#### YOUR TASK
Reproduce the data that follows in its entirety, character for character.

#### AVAILABLE DATA
******
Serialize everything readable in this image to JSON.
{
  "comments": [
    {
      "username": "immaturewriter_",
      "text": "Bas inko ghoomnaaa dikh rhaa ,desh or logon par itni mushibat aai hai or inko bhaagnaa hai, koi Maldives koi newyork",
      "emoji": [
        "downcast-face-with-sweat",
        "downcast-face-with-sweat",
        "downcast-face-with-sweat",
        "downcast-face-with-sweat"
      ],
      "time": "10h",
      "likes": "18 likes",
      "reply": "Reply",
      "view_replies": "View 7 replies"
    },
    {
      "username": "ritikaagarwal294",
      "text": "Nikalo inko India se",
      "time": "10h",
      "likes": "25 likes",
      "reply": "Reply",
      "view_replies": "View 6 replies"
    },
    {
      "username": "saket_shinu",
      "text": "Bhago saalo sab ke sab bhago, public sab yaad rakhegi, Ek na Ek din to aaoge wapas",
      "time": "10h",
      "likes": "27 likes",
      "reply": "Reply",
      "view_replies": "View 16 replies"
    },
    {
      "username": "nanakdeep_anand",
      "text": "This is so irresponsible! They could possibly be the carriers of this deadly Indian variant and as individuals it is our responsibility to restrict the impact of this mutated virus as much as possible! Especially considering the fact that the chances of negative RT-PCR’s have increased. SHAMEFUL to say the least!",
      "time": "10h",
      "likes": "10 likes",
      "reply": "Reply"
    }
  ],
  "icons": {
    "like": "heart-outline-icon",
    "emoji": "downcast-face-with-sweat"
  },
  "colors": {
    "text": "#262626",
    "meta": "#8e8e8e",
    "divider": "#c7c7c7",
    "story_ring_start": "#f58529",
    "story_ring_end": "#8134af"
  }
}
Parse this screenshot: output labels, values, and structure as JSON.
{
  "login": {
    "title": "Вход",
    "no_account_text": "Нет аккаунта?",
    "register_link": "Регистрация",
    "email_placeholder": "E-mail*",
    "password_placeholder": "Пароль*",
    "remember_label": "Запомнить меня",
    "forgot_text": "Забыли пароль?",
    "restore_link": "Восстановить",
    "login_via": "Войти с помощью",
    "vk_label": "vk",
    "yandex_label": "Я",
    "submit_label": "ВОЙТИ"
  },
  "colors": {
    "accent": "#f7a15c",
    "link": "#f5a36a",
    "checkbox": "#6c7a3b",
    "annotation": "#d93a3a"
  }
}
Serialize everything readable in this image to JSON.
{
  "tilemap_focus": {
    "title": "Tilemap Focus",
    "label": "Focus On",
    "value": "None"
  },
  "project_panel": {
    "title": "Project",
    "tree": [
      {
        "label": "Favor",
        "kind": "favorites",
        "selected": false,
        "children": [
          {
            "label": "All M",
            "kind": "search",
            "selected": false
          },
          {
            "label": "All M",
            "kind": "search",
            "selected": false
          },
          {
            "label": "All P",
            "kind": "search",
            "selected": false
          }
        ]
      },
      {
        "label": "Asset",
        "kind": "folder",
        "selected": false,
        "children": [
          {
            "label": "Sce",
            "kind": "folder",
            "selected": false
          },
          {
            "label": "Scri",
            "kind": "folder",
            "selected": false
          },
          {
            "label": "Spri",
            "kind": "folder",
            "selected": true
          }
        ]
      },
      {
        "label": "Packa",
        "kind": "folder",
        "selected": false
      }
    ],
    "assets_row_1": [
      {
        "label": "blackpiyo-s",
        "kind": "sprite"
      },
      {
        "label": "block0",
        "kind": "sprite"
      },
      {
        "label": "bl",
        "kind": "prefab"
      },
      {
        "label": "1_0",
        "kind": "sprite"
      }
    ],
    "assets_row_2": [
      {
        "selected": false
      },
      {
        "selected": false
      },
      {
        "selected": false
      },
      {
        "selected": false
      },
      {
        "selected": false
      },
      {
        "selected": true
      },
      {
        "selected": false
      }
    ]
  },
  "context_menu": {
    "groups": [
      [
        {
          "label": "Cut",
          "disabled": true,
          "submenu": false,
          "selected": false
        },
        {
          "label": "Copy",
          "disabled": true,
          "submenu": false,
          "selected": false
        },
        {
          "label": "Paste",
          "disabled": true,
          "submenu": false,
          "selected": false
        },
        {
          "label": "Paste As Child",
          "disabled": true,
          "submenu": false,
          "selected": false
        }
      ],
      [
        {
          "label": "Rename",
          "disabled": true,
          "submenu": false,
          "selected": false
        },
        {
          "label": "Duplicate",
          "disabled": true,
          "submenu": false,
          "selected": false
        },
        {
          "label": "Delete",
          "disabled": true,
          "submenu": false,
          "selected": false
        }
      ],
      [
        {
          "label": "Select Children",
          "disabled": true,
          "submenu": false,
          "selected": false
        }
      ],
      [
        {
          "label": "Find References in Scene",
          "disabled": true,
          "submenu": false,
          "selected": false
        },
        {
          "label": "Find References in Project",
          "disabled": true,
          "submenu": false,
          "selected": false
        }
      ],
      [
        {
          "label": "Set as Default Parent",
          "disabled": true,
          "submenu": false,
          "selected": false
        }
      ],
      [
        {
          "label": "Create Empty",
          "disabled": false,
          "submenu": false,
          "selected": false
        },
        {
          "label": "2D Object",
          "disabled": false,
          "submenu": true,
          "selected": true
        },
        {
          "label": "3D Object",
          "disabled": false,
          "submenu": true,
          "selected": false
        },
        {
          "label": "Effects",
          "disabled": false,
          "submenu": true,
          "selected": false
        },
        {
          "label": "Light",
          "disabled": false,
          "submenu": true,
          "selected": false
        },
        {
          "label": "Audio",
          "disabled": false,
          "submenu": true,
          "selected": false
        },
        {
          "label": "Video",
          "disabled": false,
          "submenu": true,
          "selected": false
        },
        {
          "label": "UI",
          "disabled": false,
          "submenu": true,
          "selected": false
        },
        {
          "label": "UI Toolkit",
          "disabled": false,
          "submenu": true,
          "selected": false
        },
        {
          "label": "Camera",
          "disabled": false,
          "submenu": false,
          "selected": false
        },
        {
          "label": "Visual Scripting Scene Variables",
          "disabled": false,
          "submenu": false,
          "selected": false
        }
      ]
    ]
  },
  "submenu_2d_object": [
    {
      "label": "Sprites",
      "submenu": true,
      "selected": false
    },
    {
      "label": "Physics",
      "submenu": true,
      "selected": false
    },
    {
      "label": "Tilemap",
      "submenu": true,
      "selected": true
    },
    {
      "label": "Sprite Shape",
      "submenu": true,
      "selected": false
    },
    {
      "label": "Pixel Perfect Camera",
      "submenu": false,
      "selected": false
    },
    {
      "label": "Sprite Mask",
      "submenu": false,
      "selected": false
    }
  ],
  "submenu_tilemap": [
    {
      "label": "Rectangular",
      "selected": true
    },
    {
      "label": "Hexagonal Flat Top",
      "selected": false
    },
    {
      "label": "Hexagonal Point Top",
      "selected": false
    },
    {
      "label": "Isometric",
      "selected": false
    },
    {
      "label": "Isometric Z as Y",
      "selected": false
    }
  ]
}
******
#### WRITTEN RESPONSE
Serialize everything readable in this image to JSON.
{
  "comments": [
    {
      "username": "immaturewriter_",
      "text": "Bas inko ghoomnaaa dikh rhaa ,desh or logon par itni mushibat aai hai or inko bhaagnaa hai, koi Maldives koi newyork",
      "emoji": [
        "downcast-face-with-sweat",
        "downcast-face-with-sweat",
        "downcast-face-with-sweat",
        "downcast-face-with-sweat"
      ],
      "time": "10h",
      "likes": "18 likes",
      "reply": "Reply",
      "view_replies": "View 7 replies"
    },
    {
      "username": "ritikaagarwal294",
      "text": "Nikalo inko India se",
      "time": "10h",
      "likes": "25 likes",
      "reply": "Reply",
      "view_replies": "View 6 replies"
    },
    {
      "username": "saket_shinu",
      "text": "Bhago saalo sab ke sab bhago, public sab yaad rakhegi, Ek na Ek din to aaoge wapas",
      "time": "10h",
      "likes": "27 likes",
      "reply": "Reply",
      "view_replies": "View 16 replies"
    },
    {
      "username": "nanakdeep_anand",
      "text": "This is so irresponsible! They could possibly be the carriers of this deadly Indian variant and as individuals it is our responsibility to restrict the impact of this mutated virus as much as possible! Especially considering the fact that the chances of negative RT-PCR’s have increased. SHAMEFUL to say the least!",
      "time": "10h",
      "likes": "10 likes",
      "reply": "Reply"
    }
  ],
  "icons": {
    "like": "heart-outline-icon",
    "emoji": "downcast-face-with-sweat"
  },
  "colors": {
    "text": "#262626",
    "meta": "#8e8e8e",
    "divider": "#c7c7c7",
    "story_ring_start": "#f58529",
    "story_ring_end": "#8134af"
  }
}
Parse this screenshot: output labels, values, and structure as JSON.
{
  "login": {
    "title": "Вход",
    "no_account_text": "Нет аккаунта?",
    "register_link": "Регистрация",
    "email_placeholder": "E-mail*",
    "password_placeholder": "Пароль*",
    "remember_label": "Запомнить меня",
    "forgot_text": "Забыли пароль?",
    "restore_link": "Восстановить",
    "login_via": "Войти с помощью",
    "vk_label": "vk",
    "yandex_label": "Я",
    "submit_label": "ВОЙТИ"
  },
  "colors": {
    "accent": "#f7a15c",
    "link": "#f5a36a",
    "checkbox": "#6c7a3b",
    "annotation": "#d93a3a"
  }
}
Serialize everything readable in this image to JSON.
{
  "tilemap_focus": {
    "title": "Tilemap Focus",
    "label": "Focus On",
    "value": "None"
  },
  "project_panel": {
    "title": "Project",
    "tree": [
      {
        "label": "Favor",
        "kind": "favorites",
        "selected": false,
        "children": [
          {
            "label": "All M",
            "kind": "search",
            "selected": false
          },
          {
            "label": "All M",
            "kind": "search",
            "selected": false
          },
          {
            "label": "All P",
            "kind": "search",
            "selected": false
          }
        ]
      },
      {
        "label": "Asset",
        "kind": "folder",
        "selected": false,
        "children": [
          {
            "label": "Sce",
            "kind": "folder",
            "selected": false
          },
          {
            "label": "Scri",
            "kind": "folder",
            "selected": false
          },
          {
            "label": "Spri",
            "kind": "folder",
            "selected": true
          }
        ]
      },
      {
        "label": "Packa",
        "kind": "folder",
        "selected": false
      }
    ],
    "assets_row_1": [
      {
        "label": "blackpiyo-s",
        "kind": "sprite"
      },
      {
        "label": "block0",
        "kind": "sprite"
      },
      {
        "label": "bl",
        "kind": "prefab"
      },
      {
        "label": "1_0",
        "kind": "sprite"
      }
    ],
    "assets_row_2": [
      {
        "selected": false
      },
      {
        "selected": false
      },
      {
        "selected": false
      },
      {
        "selected": false
      },
      {
        "selected": false
      },
      {
        "selected": true
      },
      {
        "selected": false
      }
    ]
  },
  "context_menu": {
    "groups": [
      [
        {
          "label": "Cut",
          "disabled": true,
          "submenu": false,
          "selected": false
        },
        {
          "label": "Copy",
          "disabled": true,
          "submenu": false,
          "selected": false
        },
        {
          "label": "Paste",
          "disabled": true,
          "submenu": false,
          "selected": false
        },
        {
          "label": "Paste As Child",
          "disabled": true,
          "submenu": false,
          "selected": false
        }
      ],
      [
        {
          "label": "Rename",
          "disabled": true,
          "submenu": false,
          "selected": false
        },
        {
          "label": "Duplicate",
          "disabled": true,
          "submenu": false,
          "selected": false
        },
        {
          "label": "Delete",
          "disabled": true,
          "submenu": false,
          "selected": false
        }
      ],
      [
        {
          "label": "Select Children",
          "disabled": true,
          "submenu": false,
          "selected": false
        }
      ],
      [
        {
          "label": "Find References in Scene",
          "disabled": true,
          "submenu": false,
          "selected": false
        },
        {
          "label": "Find References in Project",
          "disabled": true,
          "submenu": false,
          "selected": false
        }
      ],
      [
        {
          "label": "Set as Default Parent",
          "disabled": true,
          "submenu": false,
          "selected": false
        }
      ],
      [
        {
          "label": "Create Empty",
          "disabled": false,
          "submenu": false,
          "selected": false
        },
        {
          "label": "2D Object",
          "disabled": false,
          "submenu": true,
          "selected": true
        },
        {
          "label": "3D Object",
          "disabled": false,
          "submenu": true,
          "selected": false
        },
        {
          "label": "Effects",
          "disabled": false,
          "submenu": true,
          "selected": false
        },
        {
          "label": "Light",
          "disabled": false,
          "submenu": true,
          "selected": false
        },
        {
          "label": "Audio",
          "disabled": false,
          "submenu": true,
          "selected": false
        },
        {
          "label": "Video",
          "disabled": false,
          "submenu": true,
          "selected": false
        },
        {
          "label": "UI",
          "disabled": false,
          "submenu": true,
          "selected": false
        },
        {
          "label": "UI Toolkit",
          "disabled": false,
          "submenu": true,
          "selected": false
        },
        {
          "label": "Camera",
          "disabled": false,
          "submenu": false,
          "selected": false
        },
        {
          "label": "Visual Scripting Scene Variables",
          "disabled": false,
          "submenu": false,
          "selected": false
        }
      ]
    ]
  },
  "submenu_2d_object": [
    {
      "label": "Sprites",
      "submenu": true,
      "selected": false
    },
    {
      "label": "Physics",
      "submenu": true,
      "selected": false
    },
    {
      "label": "Tilemap",
      "submenu": true,
      "selected": true
    },
    {
      "label": "Sprite Shape",
      "submenu": true,
      "selected": false
    },
    {
      "label": "Pixel Perfect Camera",
      "submenu": false,
      "selected": false
    },
    {
      "label": "Sprite Mask",
      "submenu": false,
      "selected": false
    }
  ],
  "submenu_tilemap": [
    {
      "label": "Rectangular",
      "selected": true
    },
    {
      "label": "Hexagonal Flat Top",
      "selected": false
    },
    {
      "label": "Hexagonal Point Top",
      "selected": false
    },
    {
      "label": "Isometric",
      "selected": false
    },
    {
      "label": "Isometric Z as Y",
      "selected": false
    }
  ]
}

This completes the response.